Saleh, and in the "resistance" to Israel more broadly. Her husband
Bassam is one of the main organisers of the protests, as are Naji and Bilal
Tamimi. Amnesty International is making them into non-violent resistance
heroes, but this is a political stand by Amnesty. It might be framed in the
language of human rights, but when someone breaks the law, is brought to court
and the only sanction they face until the trial date is to not participate in
the very action in which they broke the law in the first place, the excuse of
human rights violation is pretty flimsy. The people at Amnesty International
must know that, they deal with the daily casualties of protests elsewhere in
the region- when the right to protest is truly being repressed, it does not end
with individual arrests, bail money and a court date, while the demonstrations
themselves continue as usual.
Tamimi family story is not simply about a family from Nabi Saleh that
peacefully responds to what they perceive as violations of their rights. While
Nariman brags about the "non-violent" and "peaceful" nature
of the demonstrations, in interviews she has stated that throwing rocks is
considered "non-violent" in her eyes. The fact that these stones are
often aimed at civilians and have caused death and injuries, does not seem to concern her:
resistance is mostly verbal; we respond back with words, but if a stone was the
response or comeback then that doesn't mean it is a weapon. It is more of a
message than a weapon. [...] throwing rocks at the soldiers is more of a
retaliatory symbolic message."
war might be predominantly a propaganda war- staging conflict between
Palestinians civilians, including young children, with soldiers to defame the
Israeli Defence Forces, and Israel. But it does not stop there. The kind of
actions she is supporting can escalate to violent action. This happened in
Nariman's own family - her husband Bassam's nephew, Nizar Tamimi, served a life
sentence after murdering an Israeli settler in the early 1990s. His cousin
Ahlam Tamimi, is infamous for her involvement in helping to carry out the
Sbarro restaurant suicide bombing in 2001, as well as other terror attacks, and
was sentenced to 16 consecutive life sentences.
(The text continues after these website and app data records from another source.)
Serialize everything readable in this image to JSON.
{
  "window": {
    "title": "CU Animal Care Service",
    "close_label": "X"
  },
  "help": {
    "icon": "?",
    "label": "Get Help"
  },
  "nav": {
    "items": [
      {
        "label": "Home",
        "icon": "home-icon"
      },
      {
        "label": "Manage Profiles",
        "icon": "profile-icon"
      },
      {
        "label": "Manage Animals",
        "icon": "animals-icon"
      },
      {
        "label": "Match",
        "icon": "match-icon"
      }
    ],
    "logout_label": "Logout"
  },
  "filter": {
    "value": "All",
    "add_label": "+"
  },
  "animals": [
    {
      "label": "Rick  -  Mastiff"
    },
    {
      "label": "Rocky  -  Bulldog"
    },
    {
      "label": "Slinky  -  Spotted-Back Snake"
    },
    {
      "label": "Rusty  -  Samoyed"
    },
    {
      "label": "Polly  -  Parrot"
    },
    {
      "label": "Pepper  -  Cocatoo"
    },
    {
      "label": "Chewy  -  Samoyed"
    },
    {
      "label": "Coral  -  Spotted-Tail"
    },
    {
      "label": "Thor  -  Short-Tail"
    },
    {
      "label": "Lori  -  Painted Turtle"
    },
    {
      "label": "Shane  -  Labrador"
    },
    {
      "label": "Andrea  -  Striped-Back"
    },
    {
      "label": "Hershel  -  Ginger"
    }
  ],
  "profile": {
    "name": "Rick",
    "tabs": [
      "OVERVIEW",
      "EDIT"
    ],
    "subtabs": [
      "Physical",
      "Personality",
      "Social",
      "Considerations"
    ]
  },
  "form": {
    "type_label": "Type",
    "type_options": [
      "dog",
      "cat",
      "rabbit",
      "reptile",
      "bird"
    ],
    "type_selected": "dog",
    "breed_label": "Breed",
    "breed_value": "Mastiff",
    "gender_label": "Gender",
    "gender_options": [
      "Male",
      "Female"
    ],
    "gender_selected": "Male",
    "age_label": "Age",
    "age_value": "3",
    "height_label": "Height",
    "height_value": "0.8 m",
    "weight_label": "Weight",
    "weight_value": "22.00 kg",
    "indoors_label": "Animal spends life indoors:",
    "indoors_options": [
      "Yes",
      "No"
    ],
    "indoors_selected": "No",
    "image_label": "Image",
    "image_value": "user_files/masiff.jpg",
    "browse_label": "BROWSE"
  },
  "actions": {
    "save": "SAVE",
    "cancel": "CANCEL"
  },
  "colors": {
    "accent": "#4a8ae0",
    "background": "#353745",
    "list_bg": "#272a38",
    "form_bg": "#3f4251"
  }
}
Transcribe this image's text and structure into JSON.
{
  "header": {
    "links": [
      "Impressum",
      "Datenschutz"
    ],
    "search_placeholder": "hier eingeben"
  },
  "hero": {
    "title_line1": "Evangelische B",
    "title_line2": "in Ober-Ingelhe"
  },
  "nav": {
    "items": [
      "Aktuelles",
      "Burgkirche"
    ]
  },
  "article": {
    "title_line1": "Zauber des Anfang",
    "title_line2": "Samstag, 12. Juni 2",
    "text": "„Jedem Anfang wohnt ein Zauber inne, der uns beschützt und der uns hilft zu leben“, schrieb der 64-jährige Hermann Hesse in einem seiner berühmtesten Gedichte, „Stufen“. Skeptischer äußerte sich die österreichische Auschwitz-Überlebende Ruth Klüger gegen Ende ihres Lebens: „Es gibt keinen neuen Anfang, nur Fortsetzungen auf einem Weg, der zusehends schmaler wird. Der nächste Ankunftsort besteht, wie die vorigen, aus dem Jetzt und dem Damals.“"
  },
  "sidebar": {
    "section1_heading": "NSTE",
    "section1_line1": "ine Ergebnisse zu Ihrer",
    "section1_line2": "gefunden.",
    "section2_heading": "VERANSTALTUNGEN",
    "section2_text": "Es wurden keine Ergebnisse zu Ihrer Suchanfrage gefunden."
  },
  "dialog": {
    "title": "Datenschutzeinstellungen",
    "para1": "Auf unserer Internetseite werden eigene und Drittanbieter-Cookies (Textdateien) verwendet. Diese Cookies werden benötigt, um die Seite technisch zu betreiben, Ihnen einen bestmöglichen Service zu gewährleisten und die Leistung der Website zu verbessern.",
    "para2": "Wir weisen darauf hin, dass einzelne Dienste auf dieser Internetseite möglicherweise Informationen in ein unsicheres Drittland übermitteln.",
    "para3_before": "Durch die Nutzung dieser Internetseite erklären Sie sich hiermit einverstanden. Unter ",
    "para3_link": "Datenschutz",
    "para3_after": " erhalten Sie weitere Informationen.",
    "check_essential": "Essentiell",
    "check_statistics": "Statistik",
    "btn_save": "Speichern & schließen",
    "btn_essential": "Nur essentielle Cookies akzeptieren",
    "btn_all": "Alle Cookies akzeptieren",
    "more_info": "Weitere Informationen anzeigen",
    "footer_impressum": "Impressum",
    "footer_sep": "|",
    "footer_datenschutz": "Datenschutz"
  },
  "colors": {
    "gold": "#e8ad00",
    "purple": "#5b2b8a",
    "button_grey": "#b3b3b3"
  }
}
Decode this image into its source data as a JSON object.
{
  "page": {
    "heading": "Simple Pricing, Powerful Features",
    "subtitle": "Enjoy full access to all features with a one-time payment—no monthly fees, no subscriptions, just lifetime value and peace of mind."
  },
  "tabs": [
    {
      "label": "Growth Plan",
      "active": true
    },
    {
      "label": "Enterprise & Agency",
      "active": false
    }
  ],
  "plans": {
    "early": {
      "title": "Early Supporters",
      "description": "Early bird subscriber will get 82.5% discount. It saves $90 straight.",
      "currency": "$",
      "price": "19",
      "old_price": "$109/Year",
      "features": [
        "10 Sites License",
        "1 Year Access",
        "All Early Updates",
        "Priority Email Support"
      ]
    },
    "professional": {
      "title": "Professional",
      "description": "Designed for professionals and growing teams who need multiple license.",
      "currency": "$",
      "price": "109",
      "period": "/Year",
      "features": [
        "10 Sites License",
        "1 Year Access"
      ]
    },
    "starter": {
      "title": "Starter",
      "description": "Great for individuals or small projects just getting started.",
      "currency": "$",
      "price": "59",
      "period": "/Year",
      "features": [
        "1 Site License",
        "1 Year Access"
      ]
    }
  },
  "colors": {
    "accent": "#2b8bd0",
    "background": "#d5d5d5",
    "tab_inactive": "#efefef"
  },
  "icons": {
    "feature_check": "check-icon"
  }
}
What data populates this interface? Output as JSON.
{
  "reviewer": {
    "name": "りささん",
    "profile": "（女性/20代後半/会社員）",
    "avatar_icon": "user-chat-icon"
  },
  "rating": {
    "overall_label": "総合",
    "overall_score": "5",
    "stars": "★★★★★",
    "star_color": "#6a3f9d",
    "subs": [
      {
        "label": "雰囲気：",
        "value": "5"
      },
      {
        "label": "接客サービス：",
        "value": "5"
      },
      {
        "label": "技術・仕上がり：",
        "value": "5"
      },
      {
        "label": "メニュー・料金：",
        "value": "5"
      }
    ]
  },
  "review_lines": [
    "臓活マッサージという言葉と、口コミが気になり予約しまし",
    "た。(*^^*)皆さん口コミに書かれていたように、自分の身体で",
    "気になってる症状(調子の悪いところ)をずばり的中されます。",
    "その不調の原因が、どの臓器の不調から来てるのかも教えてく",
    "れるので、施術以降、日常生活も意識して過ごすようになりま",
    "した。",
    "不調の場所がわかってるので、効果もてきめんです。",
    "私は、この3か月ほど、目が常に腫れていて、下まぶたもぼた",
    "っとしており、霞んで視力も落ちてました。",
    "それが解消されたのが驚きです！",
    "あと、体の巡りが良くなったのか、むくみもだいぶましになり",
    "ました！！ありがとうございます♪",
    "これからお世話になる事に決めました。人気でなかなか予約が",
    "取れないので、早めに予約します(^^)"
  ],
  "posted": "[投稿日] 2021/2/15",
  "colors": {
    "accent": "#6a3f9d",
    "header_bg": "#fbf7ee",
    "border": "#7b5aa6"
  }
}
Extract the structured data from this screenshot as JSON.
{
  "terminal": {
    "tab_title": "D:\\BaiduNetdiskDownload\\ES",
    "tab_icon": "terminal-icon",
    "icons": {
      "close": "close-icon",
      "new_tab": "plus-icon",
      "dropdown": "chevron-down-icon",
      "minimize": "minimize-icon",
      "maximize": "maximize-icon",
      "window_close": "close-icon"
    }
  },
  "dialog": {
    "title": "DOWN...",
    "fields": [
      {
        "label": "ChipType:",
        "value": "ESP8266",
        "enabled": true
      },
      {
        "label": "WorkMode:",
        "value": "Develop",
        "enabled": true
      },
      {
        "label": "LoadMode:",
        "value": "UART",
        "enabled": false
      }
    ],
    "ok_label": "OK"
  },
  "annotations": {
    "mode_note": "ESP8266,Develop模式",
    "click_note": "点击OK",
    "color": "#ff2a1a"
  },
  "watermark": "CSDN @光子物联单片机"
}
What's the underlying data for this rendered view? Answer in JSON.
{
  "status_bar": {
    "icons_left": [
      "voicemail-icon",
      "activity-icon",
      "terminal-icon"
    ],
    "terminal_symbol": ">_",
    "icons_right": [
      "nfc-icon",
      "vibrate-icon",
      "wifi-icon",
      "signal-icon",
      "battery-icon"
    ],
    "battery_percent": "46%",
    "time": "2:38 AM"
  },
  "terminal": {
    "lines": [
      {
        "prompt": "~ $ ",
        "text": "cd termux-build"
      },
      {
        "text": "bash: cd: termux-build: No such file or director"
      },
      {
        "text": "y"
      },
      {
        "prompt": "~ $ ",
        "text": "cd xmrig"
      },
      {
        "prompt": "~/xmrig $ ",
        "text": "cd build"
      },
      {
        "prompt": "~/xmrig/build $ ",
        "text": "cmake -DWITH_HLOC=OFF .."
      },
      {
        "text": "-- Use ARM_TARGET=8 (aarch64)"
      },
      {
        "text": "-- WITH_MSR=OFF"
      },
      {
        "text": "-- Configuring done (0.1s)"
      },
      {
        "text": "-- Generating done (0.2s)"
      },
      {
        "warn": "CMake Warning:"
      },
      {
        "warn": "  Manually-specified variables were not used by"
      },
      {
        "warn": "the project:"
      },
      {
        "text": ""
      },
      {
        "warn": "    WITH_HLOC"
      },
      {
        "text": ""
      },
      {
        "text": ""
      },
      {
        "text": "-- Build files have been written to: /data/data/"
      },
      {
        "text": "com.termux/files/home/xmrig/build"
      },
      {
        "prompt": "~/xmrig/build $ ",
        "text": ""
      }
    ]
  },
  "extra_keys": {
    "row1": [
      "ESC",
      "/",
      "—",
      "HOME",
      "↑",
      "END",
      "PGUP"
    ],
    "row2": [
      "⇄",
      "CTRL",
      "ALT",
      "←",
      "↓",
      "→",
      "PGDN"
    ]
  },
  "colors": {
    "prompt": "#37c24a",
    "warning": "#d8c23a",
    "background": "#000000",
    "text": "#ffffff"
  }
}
She holds the dubious title of
the first female member of Hamas' "military wing." Both were released
from prison in the Shalit prisoner swap deal, and after meeting in prison, they were engaged at
the time of their release. Both are very popular in Nabi Saleh and upon their
release celebrations were held in the village. Is glorification of terrorism
also a form of "non violent resistance"?
rights organisations who criticise Israel for temporarily preventing a woman
who is awaiting trial from participating in the same activity during which she
broke the law are undermining the cause of human rights and draining the term
of any substance (see AIJAC's previous blog post about the UN High
Commissioner for Human Rights). Any soccer fan that is disruptive
during a match would receive similar treatment and could be removed from the
stadium until his or her case is heard in court. This is especially the case
when considering the regional context. How could anyone take Amnesty's
condemnations about deaths in protests in Turkey, about sexual harassment in
Tahrir Square or about the disintegration of Syria into chaos seriously, if
they use the same language to describe Nariman Tamimi's case?